NOT just in football matches but in football seasons you often having turning points.
It’s only with the benefit of hindsight that you actually ever know when and where they have come, but at the time you get a sense you might be witnessing one.
In an individual game it can be a critical save at a certain point, the taking or missing of a chance or a substitution that swings the game a certain way.
Those kinds of moments can lead you to three points.
But, just very occasionally, they can signify more than that – they can prove to be a turning point for an entire season.
Saints may have had one of those moments at Preston.
It was half-time and the team was trailing 2-0.
Sadly, it had been the story of the season so far – Saints hadn’t played badly nor particularly well.
Neither in fairness had their opposition, but the difference in the final third accounted for the difference in the scoreline.
And, if anything, Saints should have probably been further behind than they were.
At the break Jan Poortvliet made two changes.
Firstly he threw on Bradley Wright-Phillips, probably a fairly regulation thing to do when trailing away from home.
But also on was Oscar Gobern, a 17-year-old making his debut.
If you believe in fate then you could only conclude this could be a massive turning point.
Poortvliet’s decision to bring Gobern could have backfired as Saints may have totally folded.
As it turned out, it was inspired.
But it would never had happened had circumstances not conspired.
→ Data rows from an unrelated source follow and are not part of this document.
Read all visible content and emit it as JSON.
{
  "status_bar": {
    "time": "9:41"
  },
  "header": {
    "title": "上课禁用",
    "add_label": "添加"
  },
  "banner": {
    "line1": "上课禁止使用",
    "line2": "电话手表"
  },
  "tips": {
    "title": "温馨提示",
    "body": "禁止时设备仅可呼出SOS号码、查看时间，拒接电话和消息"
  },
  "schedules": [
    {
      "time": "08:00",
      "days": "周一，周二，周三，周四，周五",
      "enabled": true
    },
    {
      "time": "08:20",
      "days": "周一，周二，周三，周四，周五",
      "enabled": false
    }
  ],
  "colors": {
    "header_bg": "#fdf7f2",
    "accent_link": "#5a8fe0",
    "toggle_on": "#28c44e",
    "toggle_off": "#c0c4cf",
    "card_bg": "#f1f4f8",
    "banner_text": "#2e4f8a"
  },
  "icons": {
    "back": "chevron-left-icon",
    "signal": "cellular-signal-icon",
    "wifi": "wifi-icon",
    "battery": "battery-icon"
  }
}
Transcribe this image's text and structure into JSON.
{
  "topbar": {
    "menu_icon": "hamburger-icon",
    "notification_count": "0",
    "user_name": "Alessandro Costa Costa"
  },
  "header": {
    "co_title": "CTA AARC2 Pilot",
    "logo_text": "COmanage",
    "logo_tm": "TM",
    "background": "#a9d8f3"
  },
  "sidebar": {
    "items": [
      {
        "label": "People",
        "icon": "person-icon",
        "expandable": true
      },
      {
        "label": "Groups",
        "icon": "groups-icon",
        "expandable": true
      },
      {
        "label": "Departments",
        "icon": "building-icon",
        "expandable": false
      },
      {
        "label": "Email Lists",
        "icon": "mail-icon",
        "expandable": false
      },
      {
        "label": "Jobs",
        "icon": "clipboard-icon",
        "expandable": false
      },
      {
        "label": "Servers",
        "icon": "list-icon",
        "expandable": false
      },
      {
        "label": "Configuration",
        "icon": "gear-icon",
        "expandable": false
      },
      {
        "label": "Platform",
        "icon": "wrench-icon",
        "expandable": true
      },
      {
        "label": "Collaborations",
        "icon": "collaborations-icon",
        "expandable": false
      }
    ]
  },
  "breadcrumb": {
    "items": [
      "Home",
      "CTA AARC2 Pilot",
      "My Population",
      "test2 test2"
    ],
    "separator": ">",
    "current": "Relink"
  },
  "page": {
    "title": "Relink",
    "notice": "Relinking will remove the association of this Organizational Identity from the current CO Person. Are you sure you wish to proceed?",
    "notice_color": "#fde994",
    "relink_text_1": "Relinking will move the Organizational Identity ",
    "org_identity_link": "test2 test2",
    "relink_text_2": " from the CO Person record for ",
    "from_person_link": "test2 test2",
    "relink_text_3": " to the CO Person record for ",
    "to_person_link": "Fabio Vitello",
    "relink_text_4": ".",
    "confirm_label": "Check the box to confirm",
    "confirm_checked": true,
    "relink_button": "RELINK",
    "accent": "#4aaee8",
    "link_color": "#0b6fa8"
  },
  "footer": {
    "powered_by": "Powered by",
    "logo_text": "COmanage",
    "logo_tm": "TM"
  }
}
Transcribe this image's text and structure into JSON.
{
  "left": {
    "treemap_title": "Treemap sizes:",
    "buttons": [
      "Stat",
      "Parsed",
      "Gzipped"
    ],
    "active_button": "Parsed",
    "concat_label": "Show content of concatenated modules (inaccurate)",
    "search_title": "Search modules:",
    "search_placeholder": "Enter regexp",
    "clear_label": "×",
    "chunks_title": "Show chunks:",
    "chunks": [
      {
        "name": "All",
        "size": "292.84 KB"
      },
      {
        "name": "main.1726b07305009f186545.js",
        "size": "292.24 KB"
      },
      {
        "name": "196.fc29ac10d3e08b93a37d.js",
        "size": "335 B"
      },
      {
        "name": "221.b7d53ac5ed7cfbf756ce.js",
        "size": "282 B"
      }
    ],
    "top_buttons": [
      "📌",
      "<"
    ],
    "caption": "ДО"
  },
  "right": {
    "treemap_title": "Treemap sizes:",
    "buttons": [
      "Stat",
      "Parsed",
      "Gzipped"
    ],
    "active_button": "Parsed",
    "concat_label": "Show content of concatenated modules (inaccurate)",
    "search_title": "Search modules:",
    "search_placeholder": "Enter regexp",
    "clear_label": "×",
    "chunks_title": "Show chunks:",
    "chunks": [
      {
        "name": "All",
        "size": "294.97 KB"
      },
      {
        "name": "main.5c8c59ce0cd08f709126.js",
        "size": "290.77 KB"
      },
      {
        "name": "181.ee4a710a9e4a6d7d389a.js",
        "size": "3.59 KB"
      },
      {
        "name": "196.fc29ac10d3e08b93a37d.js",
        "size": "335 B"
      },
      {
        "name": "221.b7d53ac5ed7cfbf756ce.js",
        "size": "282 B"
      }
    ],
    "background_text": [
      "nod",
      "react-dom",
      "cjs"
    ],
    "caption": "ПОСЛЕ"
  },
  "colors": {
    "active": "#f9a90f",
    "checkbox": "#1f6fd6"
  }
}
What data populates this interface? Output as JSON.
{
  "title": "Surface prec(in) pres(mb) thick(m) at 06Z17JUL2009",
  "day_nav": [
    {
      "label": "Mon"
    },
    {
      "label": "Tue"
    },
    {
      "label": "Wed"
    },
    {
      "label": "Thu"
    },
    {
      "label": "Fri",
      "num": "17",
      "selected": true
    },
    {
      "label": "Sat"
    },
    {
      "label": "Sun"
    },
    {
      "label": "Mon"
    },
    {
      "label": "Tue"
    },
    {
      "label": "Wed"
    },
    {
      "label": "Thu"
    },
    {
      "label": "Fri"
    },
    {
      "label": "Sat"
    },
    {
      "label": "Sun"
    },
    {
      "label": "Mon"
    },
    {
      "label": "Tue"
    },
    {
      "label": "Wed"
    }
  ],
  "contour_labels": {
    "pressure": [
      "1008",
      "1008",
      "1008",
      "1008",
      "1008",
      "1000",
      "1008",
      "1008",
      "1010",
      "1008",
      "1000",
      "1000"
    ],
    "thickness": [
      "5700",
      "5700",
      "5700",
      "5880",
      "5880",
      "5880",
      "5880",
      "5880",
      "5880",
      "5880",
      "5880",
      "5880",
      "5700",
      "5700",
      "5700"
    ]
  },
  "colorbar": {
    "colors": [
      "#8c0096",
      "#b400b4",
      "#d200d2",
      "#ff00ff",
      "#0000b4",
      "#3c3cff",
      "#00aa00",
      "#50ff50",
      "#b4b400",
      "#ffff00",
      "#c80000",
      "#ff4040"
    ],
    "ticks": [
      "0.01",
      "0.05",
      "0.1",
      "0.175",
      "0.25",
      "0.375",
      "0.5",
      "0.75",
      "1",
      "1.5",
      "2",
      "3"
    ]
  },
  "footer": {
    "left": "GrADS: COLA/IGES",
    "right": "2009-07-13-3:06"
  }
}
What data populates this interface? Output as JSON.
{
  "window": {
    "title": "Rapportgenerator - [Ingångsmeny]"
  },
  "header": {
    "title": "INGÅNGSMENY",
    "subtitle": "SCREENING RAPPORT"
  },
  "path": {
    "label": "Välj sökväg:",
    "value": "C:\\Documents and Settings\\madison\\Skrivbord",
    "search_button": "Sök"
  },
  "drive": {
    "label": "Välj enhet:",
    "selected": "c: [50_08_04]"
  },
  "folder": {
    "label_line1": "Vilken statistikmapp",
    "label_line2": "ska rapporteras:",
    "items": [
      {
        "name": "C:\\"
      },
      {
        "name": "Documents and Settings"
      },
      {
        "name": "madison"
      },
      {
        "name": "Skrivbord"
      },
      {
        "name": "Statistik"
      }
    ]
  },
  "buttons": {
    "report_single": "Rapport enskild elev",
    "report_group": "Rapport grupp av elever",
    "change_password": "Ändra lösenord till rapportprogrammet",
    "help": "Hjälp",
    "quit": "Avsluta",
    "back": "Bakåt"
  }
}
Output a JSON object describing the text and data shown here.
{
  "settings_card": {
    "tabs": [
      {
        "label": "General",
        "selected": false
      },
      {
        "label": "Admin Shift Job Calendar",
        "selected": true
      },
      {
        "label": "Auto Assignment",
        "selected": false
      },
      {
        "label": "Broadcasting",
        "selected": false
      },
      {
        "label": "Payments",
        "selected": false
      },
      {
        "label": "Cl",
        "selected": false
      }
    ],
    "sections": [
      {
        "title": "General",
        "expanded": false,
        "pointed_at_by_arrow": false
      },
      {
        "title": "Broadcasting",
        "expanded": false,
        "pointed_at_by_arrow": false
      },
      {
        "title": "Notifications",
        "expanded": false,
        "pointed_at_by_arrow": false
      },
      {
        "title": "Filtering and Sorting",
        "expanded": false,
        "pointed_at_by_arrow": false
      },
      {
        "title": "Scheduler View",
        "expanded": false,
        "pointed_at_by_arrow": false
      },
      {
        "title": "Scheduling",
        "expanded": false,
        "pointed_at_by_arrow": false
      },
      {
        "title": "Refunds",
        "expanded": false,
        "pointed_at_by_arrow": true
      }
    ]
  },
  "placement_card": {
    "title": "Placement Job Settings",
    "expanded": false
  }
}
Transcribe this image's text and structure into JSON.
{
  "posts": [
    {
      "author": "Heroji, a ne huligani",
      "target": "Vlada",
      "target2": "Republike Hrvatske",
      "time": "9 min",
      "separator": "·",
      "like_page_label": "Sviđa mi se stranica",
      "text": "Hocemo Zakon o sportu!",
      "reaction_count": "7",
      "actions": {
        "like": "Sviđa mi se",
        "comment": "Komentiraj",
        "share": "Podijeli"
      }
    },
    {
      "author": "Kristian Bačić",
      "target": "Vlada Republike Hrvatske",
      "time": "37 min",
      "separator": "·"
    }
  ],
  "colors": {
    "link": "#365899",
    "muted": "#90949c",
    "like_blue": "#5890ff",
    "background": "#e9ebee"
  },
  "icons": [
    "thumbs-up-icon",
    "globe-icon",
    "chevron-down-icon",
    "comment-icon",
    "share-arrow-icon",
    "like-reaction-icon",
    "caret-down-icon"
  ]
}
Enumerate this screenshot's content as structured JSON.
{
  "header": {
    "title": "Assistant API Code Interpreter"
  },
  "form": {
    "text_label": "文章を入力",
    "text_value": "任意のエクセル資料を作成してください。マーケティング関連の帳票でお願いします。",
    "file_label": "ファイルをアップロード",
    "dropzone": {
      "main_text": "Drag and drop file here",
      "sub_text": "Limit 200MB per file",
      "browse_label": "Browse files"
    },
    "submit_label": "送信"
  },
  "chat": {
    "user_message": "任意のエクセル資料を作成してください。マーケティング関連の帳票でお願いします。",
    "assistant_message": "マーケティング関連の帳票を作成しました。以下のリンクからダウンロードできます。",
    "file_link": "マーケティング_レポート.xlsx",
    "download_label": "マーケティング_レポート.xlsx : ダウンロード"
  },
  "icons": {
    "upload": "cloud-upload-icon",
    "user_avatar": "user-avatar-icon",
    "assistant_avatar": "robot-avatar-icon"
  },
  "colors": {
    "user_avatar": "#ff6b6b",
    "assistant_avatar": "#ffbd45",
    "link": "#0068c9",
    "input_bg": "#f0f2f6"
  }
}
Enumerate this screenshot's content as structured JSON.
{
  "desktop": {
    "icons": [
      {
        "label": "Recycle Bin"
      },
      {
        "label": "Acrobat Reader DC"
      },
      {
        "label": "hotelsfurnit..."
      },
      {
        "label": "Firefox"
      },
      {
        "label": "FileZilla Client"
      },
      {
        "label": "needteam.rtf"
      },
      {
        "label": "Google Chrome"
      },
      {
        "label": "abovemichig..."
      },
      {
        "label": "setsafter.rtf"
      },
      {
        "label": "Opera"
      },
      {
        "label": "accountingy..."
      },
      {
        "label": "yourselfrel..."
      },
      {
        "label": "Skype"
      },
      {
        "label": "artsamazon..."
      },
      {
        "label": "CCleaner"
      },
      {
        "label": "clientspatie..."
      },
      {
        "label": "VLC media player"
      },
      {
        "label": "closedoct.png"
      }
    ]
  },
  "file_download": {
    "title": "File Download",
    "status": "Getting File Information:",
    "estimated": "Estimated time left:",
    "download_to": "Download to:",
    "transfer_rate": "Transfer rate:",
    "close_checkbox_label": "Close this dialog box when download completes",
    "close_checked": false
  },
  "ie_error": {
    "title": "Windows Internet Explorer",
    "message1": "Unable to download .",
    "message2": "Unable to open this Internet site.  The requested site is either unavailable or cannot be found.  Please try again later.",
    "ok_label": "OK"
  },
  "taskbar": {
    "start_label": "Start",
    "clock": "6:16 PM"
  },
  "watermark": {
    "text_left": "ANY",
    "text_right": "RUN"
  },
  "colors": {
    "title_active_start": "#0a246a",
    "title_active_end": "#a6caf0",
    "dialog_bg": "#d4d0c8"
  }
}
Gobern wasn’t even going to travel with the squad until Rudi Skacel felt his hamstring on Friday morning.
And he wouldn’t have even been on the bench had Jason Euell not got injured in the warm-up.
Fate? Time will tell, but there’s a pretty strong case for suggesting it just might have been.
Saints’ stirring second half comeback to win will be the stuff of legend for years to come.
But more importantly in the short term, it gives them a much needed boost.
Poortvliet hopes it will prove to the fans just what his young team can do.
They never compromised their style and maybe this swing in momentum, in confidence, will kickstart their season.
Even the most ardent of Saints fans would surely not have put a wager on them coming back to win at half-time.
Preston took the lead on 36 minutes when Jon Parkin and Stephen Elliot both had shots blocked on the edge of the area and the ball came out to Billy Jones.
He shifted it onto his left foot and found the bottom corner from 20 yards.
It got even worse six minutes later as Ross Wallace was allowed to drift in from the left ahead of Lloyd James and pick up a routine lobbed ball into the area.
His control wasn’t the best but the ball fell to Elliott and he lashed home to double the lead.
It could have been even worse at the break had Kelvin Davis not produced a good early save from Parkin and Sean St Ledger not twice headed off target when left unmarked from corners.
Though never playing that badly, the best Saints managed was a looping Ryan Smith header cleared by Youl Mawene and Jake Thomson’s non-existent finish after Andy Lonergan had spilt a routine cross.
Cometh half-time, cometh the changes.
You can’t say that Saints came out and suddenly tore Preston to shreds, because they didn’t.
Both sides played pretty much to the same level as in the first half but this time it was Saints and their new men who were more potent in the final third.
After Wallace had squandered a chance to seal the match for Preston, Saints started their fightback when on 64 minutes debutant Alex Pearce charged in to power home Andrew Surman’s corner.
Just four minutes later Saints were level.
Wright-Phillips lofted a ball to the far post where St Ledger made a poor misjudgment in heading it behind him.
Gobern fired in a volleyed cross which was met by a diving header from Surman.
Saints almost took the lead two minutes later as Wright-Phillips got through one-on-one but Lonergan saved at his feet.
Gobern decided to bring down the loose ball before shooting and his effort was deflected just wide.
A minute from the end, Gobern’s header from a short corner beat Andy Lonergan but not Jay McEveley who cleared off the line.
But Saints weren’t about to settle for a draw and grabbed a dramatic winner as David McGoldrick seized on a loose defensive header, sprinted past some sluggish Preston bodies into the area and calmly finished left footed low past Lonergan.
After scoring only once in 450 minutes – McGoldrick’s midweek effort against Coventry – Saints had plundered three in 26 ...